Tell us a bit about yourself.
I am an IT professional working with a global MNC, leading a team that enables winning strategic deals. Since childhood, I have been fond of using my observation and imagination skills in crafting stories. Being a movie buff and an avid reader since college days helped fill the attic in my mind with ideas and possibilities. Since my day job requires a strong focus on articulation and creativity, I decided to extend it to fiction writing.
How did you become a part of this anthology?
I saw a post on one of the Facebook groups which said that Half Baked Beans was inviting entries for an urban horror anthology. Further when I noticed that it was being compiled by Neil D’Silva, an author whose work I really admire, I decided to give it a go. I was thrilled to hear that my story was among the dozen that ultimately got selected via a rigorous process.
What is your story about?
My story is centred around a spa, which gets inaugurated at one of the malls in Mumbai. On its opening day itself, the owner witnesses pampering of its initial customers in an unbelievable and horrifying way.
How did you come up with the story? Were you inspired by events?

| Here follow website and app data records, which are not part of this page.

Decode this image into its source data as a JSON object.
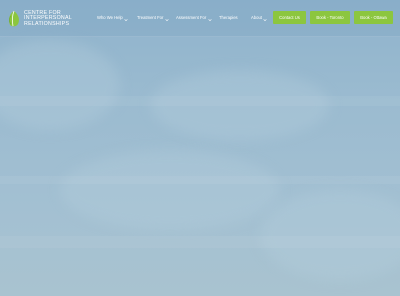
{
  "brand": {
    "line1": "CENTRE FOR",
    "line2": "INTERPERSONAL",
    "line3": "RELATIONSHIPS"
  },
  "nav": {
    "items": [
      {
        "label": "Who We Help",
        "has_dropdown": true
      },
      {
        "label": "Treatment For",
        "has_dropdown": true
      },
      {
        "label": "Assessment For",
        "has_dropdown": true
      },
      {
        "label": "Therapies",
        "has_dropdown": false
      },
      {
        "label": "About",
        "has_dropdown": true
      }
    ]
  },
  "cta": {
    "contact": "Contact Us",
    "book_toronto": "Book - Toronto",
    "book_ottawa": "Book - Ottawa"
  },
  "colors": {
    "accent": "#8cc63f",
    "nav_text": "#ffffff",
    "logo_green": "#8cc63f"
  }
}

I knew I wanted to base the story in a mall. I thought of a few alternatives such as a super-store, food court, spa and so on. Our family business is partially related to wellness and spa products, and hence I had some inclination towards a spa or salon setting. Once the setting was decided, it was easy to think and choose on ways to unleash horror.

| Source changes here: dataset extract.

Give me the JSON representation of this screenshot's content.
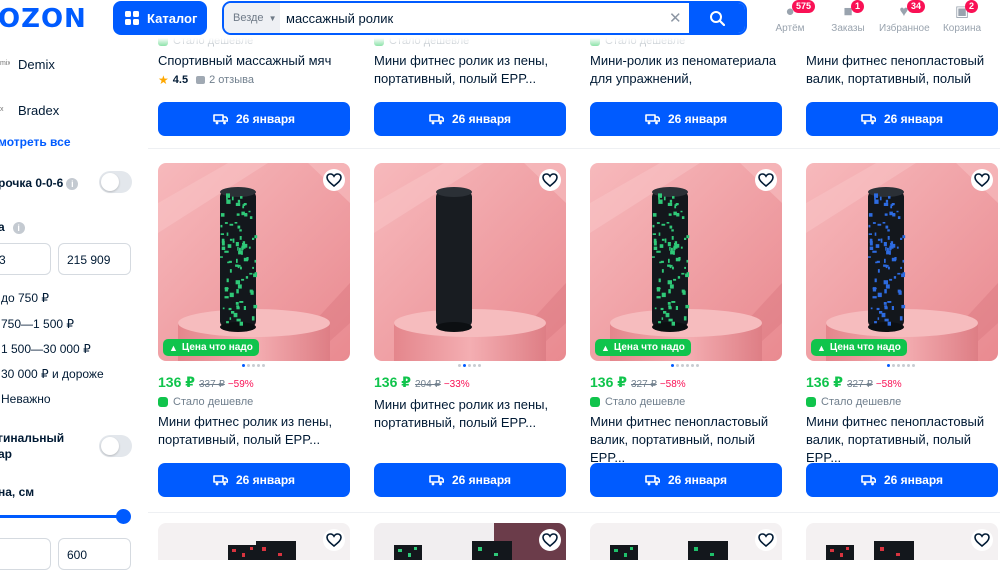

How long did you take to come up with the final draft of the story?
It took me about a week to create the outline, another week to reach the second draft stage, and about 3-4 more days to finalise and submit the copy.
Anthologies aren’t as popular in India as abroad. Any apprehensions signing up?
No apprehensions at all. In fact when I signed up, I never had the popularity or sales of the book in mind. I went in with the sole purpose of challenging myself and learning, rather than anything else.
Having said that, I think anthologies deserve their due spot in the Indian market and it would take just a couple of bestsellers to start the trend. City of Screams has tales with the right recipe and thrill factor, and looking at the curiosity it has already garnered, this might be ‘the one’.
What other genres interests you?
Besides horror, I love crime and comedy. In future, I may experiment with a blend of these.
Any plans to write a full-fledged novel?
Yes, one of my books in the horror genre, based on a unique concept is presently being pitched to publishers. I have also started writing a novel which is crime-based and has a horror backdrop.
The author market is choc-a-bloc today. What’s your take on that?
Yes, there seem to be more authors as compared to readers! I think in the long run, authors who bring differentiation in their stories backed by a strong marketing strategy will succeed.
What would you tell a budding writer?
Read, Read and Read. Write for the sheer passion of writing. Have perseverance and work not just hard but also smart. When the time comes, you will succeed.
What authors do you like reading?
From my teenage I grew up reading books mainly by Sidney Sheldon, John Grisham, Jeffrey Archer and Robin Cook. Of late I read books by Stephen King, Neil D’Silva and new authors.
Which particular novel would you recommend to others?
Kane & Abel, The Client and Doomsday Conspiracy.
Any writer you’d like to see succeed?
I’d like to see all writers succeed.
What’s your favourite horror film?
Bandh Darwaza and The Shining.